It was a brave decision by the organiser, Tony Higgin, who showed more faith than the previous owner of the awards scheme, Emap, when it took one of many woeful decisions and shut down the Glassex Awards. While they saw no future of it being viable, he sunk his money and efforts into the G-Awards.
It took a number of years to turn in a profit but it immediately hit the right nerve with an industry that warmed to it.
Awards are a funny business – they are meant to celebrate and recognise excellence but handily, they massage egos along the way. The combination makes for a heady cocktail with people at tables either whooping with joy, or issuing dark mutterings about being cheated of the ‘ultimate’ prize.
The venues might have changed but the event remains the same. This Friday the G-14 Awards will be held again at the London Hilton on Park Lane and hundreds will gather for the usual round of back slapping and networking.
There have been critics of these Awards and in certain respects, I have been one of them when aspects have not been entirely clear or satisfactory. But then this is the case with almost any such scheme you can think of, from the Oscars and BAFTA downwards.
For example, I have bemoaned a string of so-called comedians who rake in a fortune for a night’s work that obviously is an off-the-peg act, tweaked to suit the audience. (Notable exceptions were Rory Bremner at the old Glassex Awards and Andy Parsons, who stood in for the late withdrawal of the foul-mouthed Frank Boyle.) One can only hope that this year’s celebrity, Kevin Bridges, does better than most. Just because Billy Connolly says he’s “brilliant” is no necessary commendation as it appears to be a declaration he would make for just about anything he sees, especially a reflection of himself.
That’s not to say that the industry should refrain from getting behind the organiser and his efforts to run an Awards scheme that highlights the very best in the glass and glazing sector.
Not only would there be a hole in the calendar.
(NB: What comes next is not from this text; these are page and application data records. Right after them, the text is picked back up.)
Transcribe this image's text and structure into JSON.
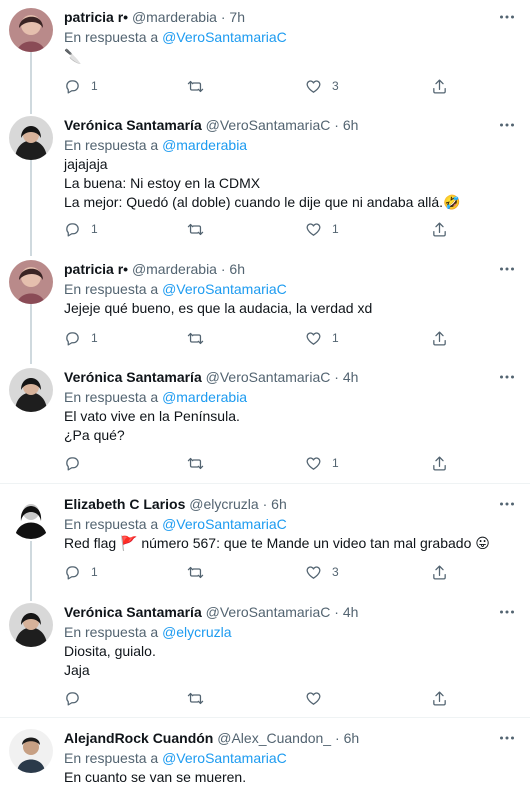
{
  "reply_prefix": "En respuesta a",
  "tweets": [
    {
      "name": "patricia r•",
      "handle": "@marderabia",
      "time": "7h",
      "reply_to": "@VeroSantamariaC",
      "lines": [
        "🔪"
      ],
      "replies": "1",
      "retweets": "",
      "likes": "3"
    },
    {
      "name": "Verónica Santamaría",
      "handle": "@VeroSantamariaC",
      "time": "6h",
      "reply_to": "@marderabia",
      "lines": [
        "jajajaja",
        "La buena: Ni estoy en la CDMX",
        "La mejor: Quedó (al doble) cuando le dije que ni andaba allá.🤣"
      ],
      "replies": "1",
      "retweets": "",
      "likes": "1"
    },
    {
      "name": "patricia r•",
      "handle": "@marderabia",
      "time": "6h",
      "reply_to": "@VeroSantamariaC",
      "lines": [
        "Jejeje qué bueno, es que la audacia, la verdad xd"
      ],
      "replies": "1",
      "retweets": "",
      "likes": "1"
    },
    {
      "name": "Verónica Santamaría",
      "handle": "@VeroSantamariaC",
      "time": "4h",
      "reply_to": "@marderabia",
      "lines": [
        "El vato vive en la Península.",
        "¿Pa qué?"
      ],
      "replies": "",
      "retweets": "",
      "likes": "1"
    },
    {
      "name": "Elizabeth C Larios",
      "handle": "@elycruzla",
      "time": "6h",
      "reply_to": "@VeroSantamariaC",
      "lines": [
        "Red flag 🚩 número 567: que te Mande un video tan mal grabado 😛"
      ],
      "replies": "1",
      "retweets": "",
      "likes": "3"
    },
    {
      "name": "Verónica Santamaría",
      "handle": "@VeroSantamariaC",
      "time": "4h",
      "reply_to": "@elycruzla",
      "lines": [
        "Diosita, guialo.",
        "Jaja"
      ],
      "replies": "",
      "retweets": "",
      "likes": ""
    },
    {
      "name": "AlejandRock Cuandón",
      "handle": "@Alex_Cuandon_",
      "time": "6h",
      "reply_to": "@VeroSantamariaC",
      "lines": [
        "En cuanto se van se mueren."
      ],
      "replies": "",
      "retweets": "",
      "likes": ""
    }
  ],
  "icons": {
    "reply": "reply-icon",
    "retweet": "retweet-icon",
    "like": "heart-icon",
    "share": "share-icon",
    "more": "more-icon"
  },
  "colors": {
    "link": "#1d9bf0",
    "secondary": "#536471",
    "thread_line": "#cfd9de",
    "separator": "#eff3f4"
  }
}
The event helps to show to the outside world that, despite a small group of rogues, the vast majority work very hard to deliver a quality service to the end user.
And we now have an additional factor – the National Fenestration Awards. Begun last year, there’s an element of Strictly Come Dancing with how the awards are given, except the results are based entirely on voting. As with the G-Awards, it has its critics but with sponsors like VEKA, Solidor and Distinction Doors, it cannot be dismissed. Whether it will have the ‘legs’ of Tony Higgin’s event, time will tell.
Caption The G-14 Awards will be at its usual venue at the London Hilton on Park Lane this Friday.